[TASK STATEMENT] Here are the records. Print them all exactly.

(Records from a dataset)

**********

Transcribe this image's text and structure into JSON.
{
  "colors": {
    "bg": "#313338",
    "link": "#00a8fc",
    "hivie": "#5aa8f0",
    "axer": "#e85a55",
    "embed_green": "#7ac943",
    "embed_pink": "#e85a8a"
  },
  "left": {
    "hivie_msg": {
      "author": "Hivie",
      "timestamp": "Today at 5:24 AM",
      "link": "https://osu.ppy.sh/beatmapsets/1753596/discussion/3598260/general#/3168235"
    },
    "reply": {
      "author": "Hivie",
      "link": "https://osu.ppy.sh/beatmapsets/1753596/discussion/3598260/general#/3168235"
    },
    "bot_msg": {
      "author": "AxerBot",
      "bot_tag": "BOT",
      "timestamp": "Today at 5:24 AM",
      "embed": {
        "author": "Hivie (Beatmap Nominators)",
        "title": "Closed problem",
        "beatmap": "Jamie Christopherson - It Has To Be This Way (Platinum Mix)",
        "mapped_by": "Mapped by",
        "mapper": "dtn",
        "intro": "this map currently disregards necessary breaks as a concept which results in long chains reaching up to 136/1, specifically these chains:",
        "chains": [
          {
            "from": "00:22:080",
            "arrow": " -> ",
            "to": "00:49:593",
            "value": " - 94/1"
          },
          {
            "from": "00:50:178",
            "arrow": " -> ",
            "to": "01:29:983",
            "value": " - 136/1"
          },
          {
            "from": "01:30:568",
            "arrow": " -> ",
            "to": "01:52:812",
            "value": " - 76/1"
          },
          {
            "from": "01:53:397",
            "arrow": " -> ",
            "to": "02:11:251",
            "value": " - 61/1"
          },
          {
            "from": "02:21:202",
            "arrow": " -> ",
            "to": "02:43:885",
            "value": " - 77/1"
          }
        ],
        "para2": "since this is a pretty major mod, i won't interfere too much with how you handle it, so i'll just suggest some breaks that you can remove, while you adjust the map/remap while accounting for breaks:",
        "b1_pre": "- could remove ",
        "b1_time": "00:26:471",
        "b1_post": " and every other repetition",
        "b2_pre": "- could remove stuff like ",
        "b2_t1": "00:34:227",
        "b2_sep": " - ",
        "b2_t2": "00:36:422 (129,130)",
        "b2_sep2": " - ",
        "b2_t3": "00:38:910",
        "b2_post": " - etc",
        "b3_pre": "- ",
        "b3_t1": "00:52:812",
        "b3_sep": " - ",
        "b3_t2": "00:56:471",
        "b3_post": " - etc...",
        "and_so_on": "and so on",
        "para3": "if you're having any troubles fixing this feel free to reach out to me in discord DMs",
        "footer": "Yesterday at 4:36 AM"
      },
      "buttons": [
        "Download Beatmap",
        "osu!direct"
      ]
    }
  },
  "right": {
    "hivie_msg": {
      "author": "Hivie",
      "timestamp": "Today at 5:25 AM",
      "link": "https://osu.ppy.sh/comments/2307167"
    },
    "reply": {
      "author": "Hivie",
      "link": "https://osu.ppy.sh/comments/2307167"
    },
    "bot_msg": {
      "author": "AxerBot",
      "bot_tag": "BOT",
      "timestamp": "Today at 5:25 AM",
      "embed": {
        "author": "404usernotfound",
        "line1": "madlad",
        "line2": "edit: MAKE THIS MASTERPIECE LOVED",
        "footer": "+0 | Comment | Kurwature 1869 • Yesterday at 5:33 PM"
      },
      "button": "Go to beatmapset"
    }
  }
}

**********

[OUTPUT]
Transcribe this image's text and structure into JSON.
{
  "colors": {
    "bg": "#313338",
    "link": "#00a8fc",
    "hivie": "#5aa8f0",
    "axer": "#e85a55",
    "embed_green": "#7ac943",
    "embed_pink": "#e85a8a"
  },
  "left": {
    "hivie_msg": {
      "author": "Hivie",
      "timestamp": "Today at 5:24 AM",
      "link": "https://osu.ppy.sh/beatmapsets/1753596/discussion/3598260/general#/3168235"
    },
    "reply": {
      "author": "Hivie",
      "link": "https://osu.ppy.sh/beatmapsets/1753596/discussion/3598260/general#/3168235"
    },
    "bot_msg": {
      "author": "AxerBot",
      "bot_tag": "BOT",
      "timestamp": "Today at 5:24 AM",
      "embed": {
        "author": "Hivie (Beatmap Nominators)",
        "title": "Closed problem",
        "beatmap": "Jamie Christopherson - It Has To Be This Way (Platinum Mix)",
        "mapped_by": "Mapped by",
        "mapper": "dtn",
        "intro": "this map currently disregards necessary breaks as a concept which results in long chains reaching up to 136/1, specifically these chains:",
        "chains": [
          {
            "from": "00:22:080",
            "arrow": " -> ",
            "to": "00:49:593",
            "value": " - 94/1"
          },
          {
            "from": "00:50:178",
            "arrow": " -> ",
            "to": "01:29:983",
            "value": " - 136/1"
          },
          {
            "from": "01:30:568",
            "arrow": " -> ",
            "to": "01:52:812",
            "value": " - 76/1"
          },
          {
            "from": "01:53:397",
            "arrow": " -> ",
            "to": "02:11:251",
            "value": " - 61/1"
          },
          {
            "from": "02:21:202",
            "arrow": " -> ",
            "to": "02:43:885",
            "value": " - 77/1"
          }
        ],
        "para2": "since this is a pretty major mod, i won't interfere too much with how you handle it, so i'll just suggest some breaks that you can remove, while you adjust the map/remap while accounting for breaks:",
        "b1_pre": "- could remove ",
        "b1_time": "00:26:471",
        "b1_post": " and every other repetition",
        "b2_pre": "- could remove stuff like ",
        "b2_t1": "00:34:227",
        "b2_sep": " - ",
        "b2_t2": "00:36:422 (129,130)",
        "b2_sep2": " - ",
        "b2_t3": "00:38:910",
        "b2_post": " - etc",
        "b3_pre": "- ",
        "b3_t1": "00:52:812",
        "b3_sep": " - ",
        "b3_t2": "00:56:471",
        "b3_post": " - etc...",
        "and_so_on": "and so on",
        "para3": "if you're having any troubles fixing this feel free to reach out to me in discord DMs",
        "footer": "Yesterday at 4:36 AM"
      },
      "buttons": [
        "Download Beatmap",
        "osu!direct"
      ]
    }
  },
  "right": {
    "hivie_msg": {
      "author": "Hivie",
      "timestamp": "Today at 5:25 AM",
      "link": "https://osu.ppy.sh/comments/2307167"
    },
    "reply": {
      "author": "Hivie",
      "link": "https://osu.ppy.sh/comments/2307167"
    },
    "bot_msg": {
      "author": "AxerBot",
      "bot_tag": "BOT",
      "timestamp": "Today at 5:25 AM",
      "embed": {
        "author": "404usernotfound",
        "line1": "madlad",
        "line2": "edit: MAKE THIS MASTERPIECE LOVED",
        "footer": "+0 | Comment | Kurwature 1869 • Yesterday at 5:33 PM"
      },
      "button": "Go to beatmapset"
    }
  }
}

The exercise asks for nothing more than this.